NASA Center for Climate Simulation (NCCS) and NASA Advanced Supercomputing (NAS) Facility supercomputers enabled groundbreaking simulations of spinning neutron stars—called pulsars—that trace the paths of charged particles in magnetic and electric fields surrounding the stars.

Goddard Space Flight Center (GSFC) and University of Milan astrophysicists ran more than 1,000 simulations to experiment with the effects of changing numerical and physical parameters. Each ‘pulsar in a box’ simulation with the team’s own C-3PA particle-in-cell (PIC) software code included between 100 million and 1 billion particles.

The simulations used from 1,728 to 4,096 cores on the NCCS Discover and NAS Pleiades supercomputers, with the longest run lasting 2 days. The scientists also leveraged several terabytes of online disk storage, VisIt visualization software, and consulting services for installing and using specific libraries.

A ‘pulsar in a box’ simulation tracks the fate of electrons (blue) and antimatter positrons (red) as they interact with powerful magnetic and electric fields around a neutron star. Lighter tracks indicate higher particle energies. Each particle seen here actually represents trillions of electrons or positrons. Visualization by Tom Bridgman, GSFC Scientific Visualization Studio.

Among other results, the computations reveal that antimatter positron particles flow out from the pulsar’s lower latitudes to form a thin current sheet. The continuous flow of positrons accelerating in the current sheet can generate the gamma-ray pulses observed by NASA’s Fermi Gamma-ray Space Telescope.

“The pulsar magnetosphere is a continuous interaction between electromagnetic fields and particle motions,” said Constantinos Kalapotharakos, an assistant research scientist affiliated with GSFC’s Astrophysics Science Division and the University of Maryland, College Park. The best way to study this system is by self-consistent methods like PIC methods, which require enormous computational power. Thanks to NASA supercomputing resources, we can now run realistic simulations that uncover some of the pulsar mysteries.”
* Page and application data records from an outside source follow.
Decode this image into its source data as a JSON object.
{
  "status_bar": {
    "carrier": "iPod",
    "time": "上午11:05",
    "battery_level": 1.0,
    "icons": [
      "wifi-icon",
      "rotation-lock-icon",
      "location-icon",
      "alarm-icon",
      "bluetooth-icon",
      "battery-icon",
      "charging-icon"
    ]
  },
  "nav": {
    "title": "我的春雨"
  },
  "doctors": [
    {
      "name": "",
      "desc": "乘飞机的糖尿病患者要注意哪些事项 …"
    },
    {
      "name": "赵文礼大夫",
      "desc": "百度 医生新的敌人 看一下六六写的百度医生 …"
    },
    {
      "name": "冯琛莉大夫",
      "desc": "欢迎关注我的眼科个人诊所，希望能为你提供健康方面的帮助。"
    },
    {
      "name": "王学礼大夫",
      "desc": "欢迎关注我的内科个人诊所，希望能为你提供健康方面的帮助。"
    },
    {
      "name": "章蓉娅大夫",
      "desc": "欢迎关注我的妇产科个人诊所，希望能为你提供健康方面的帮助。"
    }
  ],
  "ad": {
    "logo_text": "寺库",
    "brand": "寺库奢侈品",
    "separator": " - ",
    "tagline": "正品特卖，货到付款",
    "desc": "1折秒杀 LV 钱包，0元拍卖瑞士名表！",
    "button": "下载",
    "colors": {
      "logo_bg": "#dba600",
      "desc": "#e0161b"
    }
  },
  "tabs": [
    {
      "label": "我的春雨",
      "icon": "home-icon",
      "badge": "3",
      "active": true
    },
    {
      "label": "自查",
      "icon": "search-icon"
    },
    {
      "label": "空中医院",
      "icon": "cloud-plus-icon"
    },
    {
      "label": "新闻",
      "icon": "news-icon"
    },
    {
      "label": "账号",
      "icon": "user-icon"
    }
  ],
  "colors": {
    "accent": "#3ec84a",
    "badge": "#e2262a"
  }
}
More Information

‘Pulsar in a Box’ Reveals Surprising Picture of a Neutron Star’s Surroundings

Brambilla, G., C. Kalapotharakos, A.N. Timokhin, A.K. Harding, and D. Kazanas, 2018: Electron–Positron Pair Flow and Current Composition in the Pulsar Magnetosphere, Astrophysical Journal, 858, 81, doi:10.3847/1538-4357/aab3e1.